The best way to prevent gingivitis is to maintain good oral hygiene by brushing at least twice a day, flossing daily, using an antimicrobial mouth rinse – only if your dental hygienist or your dentist recommend that – visiting your dentist for regular checkups and maintaining a proper and nutritious diet.
Choosing the right toothbrush is important for prevention. Softer brushes are less likely to injure your gums, and electric toothbrushes often seem to encourage better brushing habits. Remember not to overdo; brushing too long or too hard can do more harm than good.
If gingivitis is caught in its earliest stages, it is extremely manageable. Your dentist, dental hygienist or periodontist will thoroughly clean your teeth in a process called scaling, during which all hardened tartar and plaque are removed from your teeth, both above and below the gum line. Tooth scaling can be uncomfortable, depending on the amount of tartar and plaque buildup and your level of tooth sensitivity, so a numbing gel or anesthetic injection may be administered to the area.
Following scaling, your dentist may recommend an oral rinse and will advise you on a good oral health maintenance regimen. Bleeding may occur during the first couple of days after scaling, but should subside if you maintain your regimen.
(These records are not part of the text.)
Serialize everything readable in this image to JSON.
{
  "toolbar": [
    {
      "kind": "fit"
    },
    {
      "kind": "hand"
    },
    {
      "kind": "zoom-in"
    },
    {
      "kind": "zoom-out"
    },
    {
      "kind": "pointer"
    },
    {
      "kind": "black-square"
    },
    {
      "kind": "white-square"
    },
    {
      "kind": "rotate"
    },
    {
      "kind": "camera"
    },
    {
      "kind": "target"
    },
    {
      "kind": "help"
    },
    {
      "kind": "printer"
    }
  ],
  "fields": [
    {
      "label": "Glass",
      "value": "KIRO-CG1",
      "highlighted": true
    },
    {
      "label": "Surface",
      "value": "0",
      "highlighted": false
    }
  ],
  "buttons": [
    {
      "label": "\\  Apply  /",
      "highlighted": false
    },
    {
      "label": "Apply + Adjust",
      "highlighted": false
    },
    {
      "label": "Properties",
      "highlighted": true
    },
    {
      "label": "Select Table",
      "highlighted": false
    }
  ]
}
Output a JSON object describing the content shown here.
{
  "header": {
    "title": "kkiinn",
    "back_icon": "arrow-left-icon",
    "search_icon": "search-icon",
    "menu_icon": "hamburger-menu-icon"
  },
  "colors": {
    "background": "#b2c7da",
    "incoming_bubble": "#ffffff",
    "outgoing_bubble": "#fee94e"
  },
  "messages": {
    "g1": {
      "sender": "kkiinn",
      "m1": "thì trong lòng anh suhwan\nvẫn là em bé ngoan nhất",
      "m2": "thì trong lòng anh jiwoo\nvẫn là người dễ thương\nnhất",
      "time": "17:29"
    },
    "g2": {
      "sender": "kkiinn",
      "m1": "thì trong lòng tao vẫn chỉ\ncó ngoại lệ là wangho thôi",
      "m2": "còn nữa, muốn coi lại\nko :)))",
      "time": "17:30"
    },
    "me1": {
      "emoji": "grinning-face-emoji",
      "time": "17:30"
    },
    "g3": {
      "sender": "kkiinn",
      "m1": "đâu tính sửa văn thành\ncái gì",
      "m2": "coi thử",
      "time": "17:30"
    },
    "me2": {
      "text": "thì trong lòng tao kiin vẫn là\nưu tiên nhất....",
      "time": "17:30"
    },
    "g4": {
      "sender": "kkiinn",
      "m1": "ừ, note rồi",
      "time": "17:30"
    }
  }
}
In addition to the traditional treatments for gingivitis, some alternatives may also help treat or prevent minor cases of inflammation of the gums. They include:
- Vitamin C supplements: Vitamin C has natural antibiotic components that may help promote healthy gums. A recommended daily intake of 1,000 milligrams may help stave off gingivitis.
- Cranberries: Often used as part of the treatment for urinary tract infections, cranberries may also help prevent gingivitis. Cranberries have a natural quality that can prevent bacteria from adhering to the gums and teeth. Be sure to avoid cranberry products with added sugar.
- Grapefruit seed extract: Like vitamin C, grapefruit seed extract has natural antibiotic qualities. Adding a couple of drops to your toothpaste each time you brush may help treat or prevent gingivitis. Grapefruit seed extract is contraindicated for individuals on certain medications. Check with your dentist or physician before using it.